I was taking a medical history on one of my young male patients. In his mid 20s, married, with two young children, he struggles to find enough hours in his day to sleep. We discussed the short and long-term importance of adequate rest, to which he readily agreed. He reported it was hard to manage the time between kids’ bedtime and his own bedtime. Even as I advised him of the tantamount importance of sleep and rest, I chided myself inwardly for my own misuse of this evening time in my own home.
I am not sure of the underlying physiologic principle in which I am dragging by 7:30 p.m., ready to put myself to bed shortly after the kids go to bed, only to be hit with a burst of productive energy after the last little head hits the pillow. I jump up, my mind already racing through the to-do list. Do I do the ironing that’s been sitting there for months? Should I make a cup of tea and start the new novel I just checked out from the library? Or, maybe it’s time to tackle a huge project like organizing all four kids' school projects from kindergarten until 5th grade in a compact, visually-appealing way.
Of course, the right answer is to get to bed. That’s usually not what I select, though. Sometimes, even when I’m being good and go get ready for bed, I end up taking 20 trips up and down the stairs before I finally turn the light out. I just need to finish “one more thing” before bedtime. It is difficult to put this time — really, the only uncluttered two or three hours most working parents get — to good use.
I face the same challenge at work. If I have a patient no-show, I should gain at least 20 minutes of time to finish my charts, make a phone call, sign the stacks on my desk. Instead that time seems to evaporate and I am not sure what happens to it. Why is it so difficult to use unexpected free time wisely — either going to bed or getting needed work done? I wish I had an answer.

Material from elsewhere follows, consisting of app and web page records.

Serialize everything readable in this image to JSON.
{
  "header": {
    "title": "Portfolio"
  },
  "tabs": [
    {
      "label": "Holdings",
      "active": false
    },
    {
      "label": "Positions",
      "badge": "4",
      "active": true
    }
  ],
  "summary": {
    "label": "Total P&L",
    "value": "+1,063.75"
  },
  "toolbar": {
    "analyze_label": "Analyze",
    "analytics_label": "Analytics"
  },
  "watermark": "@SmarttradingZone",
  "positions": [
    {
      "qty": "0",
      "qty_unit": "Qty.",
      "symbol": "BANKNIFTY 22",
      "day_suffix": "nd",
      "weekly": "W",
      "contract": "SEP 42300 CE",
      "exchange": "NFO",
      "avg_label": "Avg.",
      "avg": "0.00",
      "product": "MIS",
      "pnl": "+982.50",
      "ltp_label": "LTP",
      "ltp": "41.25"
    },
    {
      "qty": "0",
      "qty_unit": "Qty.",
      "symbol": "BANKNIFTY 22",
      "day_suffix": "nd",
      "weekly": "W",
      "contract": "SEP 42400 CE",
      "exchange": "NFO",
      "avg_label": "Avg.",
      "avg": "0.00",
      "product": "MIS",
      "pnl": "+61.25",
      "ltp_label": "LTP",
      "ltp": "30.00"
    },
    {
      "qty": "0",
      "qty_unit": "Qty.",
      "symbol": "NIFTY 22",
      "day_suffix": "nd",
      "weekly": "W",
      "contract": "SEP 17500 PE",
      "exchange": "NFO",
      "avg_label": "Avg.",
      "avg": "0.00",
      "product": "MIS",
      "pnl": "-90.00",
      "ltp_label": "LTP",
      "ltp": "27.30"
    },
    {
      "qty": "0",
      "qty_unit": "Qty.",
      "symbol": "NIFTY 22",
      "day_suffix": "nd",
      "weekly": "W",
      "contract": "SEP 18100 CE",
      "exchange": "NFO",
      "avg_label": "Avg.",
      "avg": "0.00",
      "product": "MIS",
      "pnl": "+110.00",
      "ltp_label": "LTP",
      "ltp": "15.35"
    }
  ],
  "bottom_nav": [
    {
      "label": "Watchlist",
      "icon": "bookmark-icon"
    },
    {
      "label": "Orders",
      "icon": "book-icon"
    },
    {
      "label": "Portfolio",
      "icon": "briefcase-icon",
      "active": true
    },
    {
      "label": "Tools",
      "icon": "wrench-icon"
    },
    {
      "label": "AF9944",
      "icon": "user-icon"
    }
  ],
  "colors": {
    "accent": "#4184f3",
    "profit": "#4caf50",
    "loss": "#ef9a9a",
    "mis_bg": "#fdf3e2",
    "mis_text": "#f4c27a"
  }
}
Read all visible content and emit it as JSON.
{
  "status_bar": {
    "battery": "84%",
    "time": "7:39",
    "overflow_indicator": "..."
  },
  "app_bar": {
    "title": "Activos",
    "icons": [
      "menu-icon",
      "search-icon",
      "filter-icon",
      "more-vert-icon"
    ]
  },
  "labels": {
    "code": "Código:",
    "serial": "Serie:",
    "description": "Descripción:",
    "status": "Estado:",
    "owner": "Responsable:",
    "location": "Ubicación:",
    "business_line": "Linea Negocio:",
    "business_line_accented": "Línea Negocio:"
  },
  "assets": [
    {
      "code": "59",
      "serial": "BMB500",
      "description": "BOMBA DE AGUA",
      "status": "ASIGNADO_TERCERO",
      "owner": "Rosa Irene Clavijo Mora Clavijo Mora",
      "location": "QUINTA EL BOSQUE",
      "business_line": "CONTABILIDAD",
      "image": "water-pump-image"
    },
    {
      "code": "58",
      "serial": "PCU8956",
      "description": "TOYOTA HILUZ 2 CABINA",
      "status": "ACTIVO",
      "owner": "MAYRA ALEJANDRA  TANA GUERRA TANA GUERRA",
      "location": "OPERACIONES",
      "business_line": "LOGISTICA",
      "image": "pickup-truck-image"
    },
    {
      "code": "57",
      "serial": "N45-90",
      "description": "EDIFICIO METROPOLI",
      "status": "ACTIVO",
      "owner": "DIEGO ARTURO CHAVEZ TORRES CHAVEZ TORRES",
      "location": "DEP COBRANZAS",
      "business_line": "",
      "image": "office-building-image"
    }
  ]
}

Even though I struggle with this as much as anyone else, I have a hypothesis why this occurs in my home and office and yours as well. It is a two-part theory. The first part is that the list of things to do is simply too overwhelming. I plan to go to sleep after the last kid is in bed but when faced with a surge of energy to last another two hours, I am paralyzed by the long list of things I could or should or want to do and don’t know where to start. Instead of having a plan as to what I’m going to do, I wander aimlessly through a few different things. The second part is decision fatigue. I must make about 30,000 decisions each day. When unexpected time comes up, I simply cannot make another decision about how to triage that time and end up doing whatever is easiest — whether that’s catching up on Facebook nonsense or reorganizing the pen container on my desk.
So now, I'd like some answers. Readers, how do you use unexpected free time wisely?